PEOPLE ARE TALKING ABOUT THE SENATE EXCLUDING OR EXPELLING ROY MOORE IF HE’S ELECTED. Under Powell v. McCormack, Congress’s only role in seating members is to ensure that they meet the Constitutional requirements of age and residence. On expelling members, here’s what it says:
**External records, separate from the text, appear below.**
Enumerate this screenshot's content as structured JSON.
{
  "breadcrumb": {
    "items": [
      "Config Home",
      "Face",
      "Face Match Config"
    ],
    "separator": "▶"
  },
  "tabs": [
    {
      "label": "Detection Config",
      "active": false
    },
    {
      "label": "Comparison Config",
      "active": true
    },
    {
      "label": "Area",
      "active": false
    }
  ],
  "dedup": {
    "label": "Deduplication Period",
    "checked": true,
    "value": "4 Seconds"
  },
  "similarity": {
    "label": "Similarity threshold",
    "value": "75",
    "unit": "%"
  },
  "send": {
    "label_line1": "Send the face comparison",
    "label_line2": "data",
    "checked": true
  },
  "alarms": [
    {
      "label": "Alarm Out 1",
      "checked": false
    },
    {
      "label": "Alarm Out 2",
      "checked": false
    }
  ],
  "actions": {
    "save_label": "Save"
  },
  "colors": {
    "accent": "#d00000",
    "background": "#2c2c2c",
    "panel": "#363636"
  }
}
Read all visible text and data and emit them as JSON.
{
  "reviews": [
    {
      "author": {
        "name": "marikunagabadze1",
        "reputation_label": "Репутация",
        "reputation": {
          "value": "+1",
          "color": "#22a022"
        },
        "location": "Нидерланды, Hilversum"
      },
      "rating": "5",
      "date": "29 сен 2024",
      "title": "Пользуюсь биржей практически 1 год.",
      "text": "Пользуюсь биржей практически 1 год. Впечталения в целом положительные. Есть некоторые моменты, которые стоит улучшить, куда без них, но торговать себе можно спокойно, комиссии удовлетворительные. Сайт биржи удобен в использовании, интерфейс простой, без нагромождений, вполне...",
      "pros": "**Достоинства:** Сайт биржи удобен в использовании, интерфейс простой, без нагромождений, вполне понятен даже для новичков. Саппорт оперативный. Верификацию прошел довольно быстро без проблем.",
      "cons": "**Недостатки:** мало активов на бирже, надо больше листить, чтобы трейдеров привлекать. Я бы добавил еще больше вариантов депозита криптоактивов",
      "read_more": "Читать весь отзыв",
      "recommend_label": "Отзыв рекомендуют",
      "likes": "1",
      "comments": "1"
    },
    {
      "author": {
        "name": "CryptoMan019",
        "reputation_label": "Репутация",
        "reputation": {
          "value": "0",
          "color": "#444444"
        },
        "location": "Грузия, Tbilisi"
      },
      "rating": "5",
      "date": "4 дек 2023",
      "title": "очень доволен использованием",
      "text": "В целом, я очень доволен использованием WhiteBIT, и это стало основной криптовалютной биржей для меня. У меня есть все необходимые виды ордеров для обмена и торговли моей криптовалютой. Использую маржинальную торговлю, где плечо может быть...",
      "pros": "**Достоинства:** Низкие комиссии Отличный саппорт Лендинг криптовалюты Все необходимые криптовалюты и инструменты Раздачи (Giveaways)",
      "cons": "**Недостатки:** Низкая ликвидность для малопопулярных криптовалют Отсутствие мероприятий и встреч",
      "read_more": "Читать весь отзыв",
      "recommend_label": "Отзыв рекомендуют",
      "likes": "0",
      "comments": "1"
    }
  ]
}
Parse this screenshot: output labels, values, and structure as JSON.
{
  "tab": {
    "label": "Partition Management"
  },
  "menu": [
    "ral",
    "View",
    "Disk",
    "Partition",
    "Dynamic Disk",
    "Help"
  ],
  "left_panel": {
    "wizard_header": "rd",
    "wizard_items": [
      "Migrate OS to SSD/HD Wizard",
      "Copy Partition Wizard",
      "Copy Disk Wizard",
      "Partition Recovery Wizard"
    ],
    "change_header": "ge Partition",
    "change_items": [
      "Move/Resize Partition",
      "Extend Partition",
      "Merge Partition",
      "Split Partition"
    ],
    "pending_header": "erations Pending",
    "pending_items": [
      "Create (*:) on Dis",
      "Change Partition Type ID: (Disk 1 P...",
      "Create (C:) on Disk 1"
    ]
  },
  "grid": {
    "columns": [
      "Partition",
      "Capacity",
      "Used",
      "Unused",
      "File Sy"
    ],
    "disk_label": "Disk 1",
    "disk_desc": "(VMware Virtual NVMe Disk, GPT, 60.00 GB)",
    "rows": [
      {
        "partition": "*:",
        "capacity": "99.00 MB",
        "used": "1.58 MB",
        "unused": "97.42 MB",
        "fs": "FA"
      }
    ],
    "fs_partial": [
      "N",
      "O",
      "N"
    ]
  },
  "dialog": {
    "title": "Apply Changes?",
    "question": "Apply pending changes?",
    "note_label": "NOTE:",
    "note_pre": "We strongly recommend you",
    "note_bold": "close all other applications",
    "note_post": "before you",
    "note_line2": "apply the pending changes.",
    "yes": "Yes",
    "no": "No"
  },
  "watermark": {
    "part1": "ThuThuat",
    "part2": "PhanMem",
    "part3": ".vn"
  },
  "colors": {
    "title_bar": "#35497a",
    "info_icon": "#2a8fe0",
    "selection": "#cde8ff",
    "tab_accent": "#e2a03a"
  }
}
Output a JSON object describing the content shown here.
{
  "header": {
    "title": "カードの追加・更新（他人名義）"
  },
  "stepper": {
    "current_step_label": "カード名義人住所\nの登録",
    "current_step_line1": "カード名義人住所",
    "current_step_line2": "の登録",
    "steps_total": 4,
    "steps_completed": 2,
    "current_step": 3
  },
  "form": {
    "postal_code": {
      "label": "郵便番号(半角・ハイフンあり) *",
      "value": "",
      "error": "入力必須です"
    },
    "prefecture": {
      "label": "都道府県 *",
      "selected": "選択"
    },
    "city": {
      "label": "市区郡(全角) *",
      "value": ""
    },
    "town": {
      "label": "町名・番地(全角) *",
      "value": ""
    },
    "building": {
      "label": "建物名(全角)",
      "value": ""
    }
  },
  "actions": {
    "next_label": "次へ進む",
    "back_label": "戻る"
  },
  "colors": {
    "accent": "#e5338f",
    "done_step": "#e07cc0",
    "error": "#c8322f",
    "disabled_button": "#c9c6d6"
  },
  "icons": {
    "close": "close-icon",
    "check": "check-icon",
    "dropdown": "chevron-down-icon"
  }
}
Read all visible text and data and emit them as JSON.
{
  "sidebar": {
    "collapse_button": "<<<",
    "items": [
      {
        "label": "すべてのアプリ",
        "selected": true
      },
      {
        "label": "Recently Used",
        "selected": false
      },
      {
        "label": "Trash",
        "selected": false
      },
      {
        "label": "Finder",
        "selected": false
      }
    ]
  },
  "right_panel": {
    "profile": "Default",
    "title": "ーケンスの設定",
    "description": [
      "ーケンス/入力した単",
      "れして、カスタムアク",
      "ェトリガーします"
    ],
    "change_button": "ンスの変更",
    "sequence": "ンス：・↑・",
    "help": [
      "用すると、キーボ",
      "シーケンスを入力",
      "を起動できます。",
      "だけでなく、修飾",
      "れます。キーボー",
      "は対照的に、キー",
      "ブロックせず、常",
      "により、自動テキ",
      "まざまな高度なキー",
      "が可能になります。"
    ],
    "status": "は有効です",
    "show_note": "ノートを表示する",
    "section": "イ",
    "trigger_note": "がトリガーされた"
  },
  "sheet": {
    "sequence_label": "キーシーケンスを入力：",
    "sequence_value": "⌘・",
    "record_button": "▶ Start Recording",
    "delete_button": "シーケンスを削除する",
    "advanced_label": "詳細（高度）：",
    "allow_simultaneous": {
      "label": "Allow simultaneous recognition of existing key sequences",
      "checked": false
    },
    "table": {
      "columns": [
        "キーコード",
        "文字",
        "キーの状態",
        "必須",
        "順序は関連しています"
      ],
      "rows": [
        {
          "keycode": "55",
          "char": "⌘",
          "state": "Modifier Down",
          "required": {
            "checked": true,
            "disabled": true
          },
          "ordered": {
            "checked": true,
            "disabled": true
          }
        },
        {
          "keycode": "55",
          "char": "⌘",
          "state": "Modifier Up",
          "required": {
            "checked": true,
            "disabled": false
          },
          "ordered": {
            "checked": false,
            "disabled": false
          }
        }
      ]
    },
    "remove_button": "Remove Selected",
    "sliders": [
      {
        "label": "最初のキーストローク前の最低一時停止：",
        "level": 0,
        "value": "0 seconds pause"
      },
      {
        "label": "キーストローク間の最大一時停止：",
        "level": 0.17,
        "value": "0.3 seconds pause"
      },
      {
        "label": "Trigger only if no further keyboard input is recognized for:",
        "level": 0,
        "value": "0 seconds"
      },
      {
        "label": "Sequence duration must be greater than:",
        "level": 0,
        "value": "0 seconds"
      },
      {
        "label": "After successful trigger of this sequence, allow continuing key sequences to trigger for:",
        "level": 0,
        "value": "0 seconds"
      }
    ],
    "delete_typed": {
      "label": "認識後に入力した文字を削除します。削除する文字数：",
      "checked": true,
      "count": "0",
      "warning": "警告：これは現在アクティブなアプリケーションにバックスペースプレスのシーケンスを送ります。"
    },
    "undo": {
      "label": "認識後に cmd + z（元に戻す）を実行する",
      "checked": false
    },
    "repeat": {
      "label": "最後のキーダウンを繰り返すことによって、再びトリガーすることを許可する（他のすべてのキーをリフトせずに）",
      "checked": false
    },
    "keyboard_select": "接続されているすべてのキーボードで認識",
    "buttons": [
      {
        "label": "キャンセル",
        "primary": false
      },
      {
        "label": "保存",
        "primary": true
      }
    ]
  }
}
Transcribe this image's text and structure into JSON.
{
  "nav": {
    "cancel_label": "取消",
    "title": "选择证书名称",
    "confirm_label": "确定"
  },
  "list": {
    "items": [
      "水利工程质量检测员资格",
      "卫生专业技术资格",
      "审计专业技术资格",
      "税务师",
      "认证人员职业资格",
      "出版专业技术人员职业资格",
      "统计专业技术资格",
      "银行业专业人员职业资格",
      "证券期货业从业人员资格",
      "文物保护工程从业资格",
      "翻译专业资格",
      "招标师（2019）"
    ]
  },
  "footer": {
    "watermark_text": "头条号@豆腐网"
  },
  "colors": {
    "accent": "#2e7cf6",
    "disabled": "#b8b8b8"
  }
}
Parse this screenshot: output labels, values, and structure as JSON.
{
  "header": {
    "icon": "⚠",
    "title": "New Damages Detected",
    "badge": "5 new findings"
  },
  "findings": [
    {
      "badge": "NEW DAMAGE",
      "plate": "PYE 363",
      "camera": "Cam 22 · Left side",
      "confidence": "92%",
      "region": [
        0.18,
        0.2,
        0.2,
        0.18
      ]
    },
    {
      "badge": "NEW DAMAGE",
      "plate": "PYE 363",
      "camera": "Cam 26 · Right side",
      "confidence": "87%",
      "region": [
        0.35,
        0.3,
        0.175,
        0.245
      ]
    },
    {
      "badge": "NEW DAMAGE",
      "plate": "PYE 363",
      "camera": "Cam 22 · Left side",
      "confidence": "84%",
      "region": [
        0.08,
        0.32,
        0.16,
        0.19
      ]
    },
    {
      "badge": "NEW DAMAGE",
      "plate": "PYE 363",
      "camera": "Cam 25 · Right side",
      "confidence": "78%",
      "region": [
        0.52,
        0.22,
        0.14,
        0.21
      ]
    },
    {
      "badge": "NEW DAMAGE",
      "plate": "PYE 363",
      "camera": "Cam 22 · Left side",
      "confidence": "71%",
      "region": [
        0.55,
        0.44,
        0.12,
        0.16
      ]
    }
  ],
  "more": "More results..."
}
Nor is the distinction between exclusion and expulsion merely one of form. The misconduct for which Powell was charged occurred prior to the convening of the 90th Congress. On several occasions, the House has debated whether a member can be expelled for actions taken during a prior Congress, and the House’s own manual of procedure applicable in the 90th Congress states that “both Houses have distrusted their power to punish in such cases.” Rules of the House of Representatives, H.R.Doc. No. 529, 89th Cong., 2d Sess., 25 (1967); [p509] see G. Galloway, History of the House of Representatives 32 (1961). The House rules manual reflects positions taken by prior Congress. For example, the report of the Select Committee appointed to consider the expulsion of John W. Langley states unequivocally that the House will not expel a member for misconduct committed during an earlier Congress:

[I]t must be said that with practical uniformity the precedents in such cases are to the effect that the House will not expel a Member for reprehensible action prior to his election as a Member, not even for conviction for an offense. On May 23, 1884, Speaker Carlisle decided that the House had no right to punish a Member for any offense alleged to have been committed previous to the time when he was elected a Member, and added, “That has been so frequently decided in the House that it is no longer a matter of dispute.”

I assume the same would apply to the Senate. I’m not sure if this is dictum or not, since the Court was (sort of) deciding whether Powell’s exclusion could also be interpreted as an expulsion, but it’s pretty on-point.

UPDATE: This piece takes a contrary view.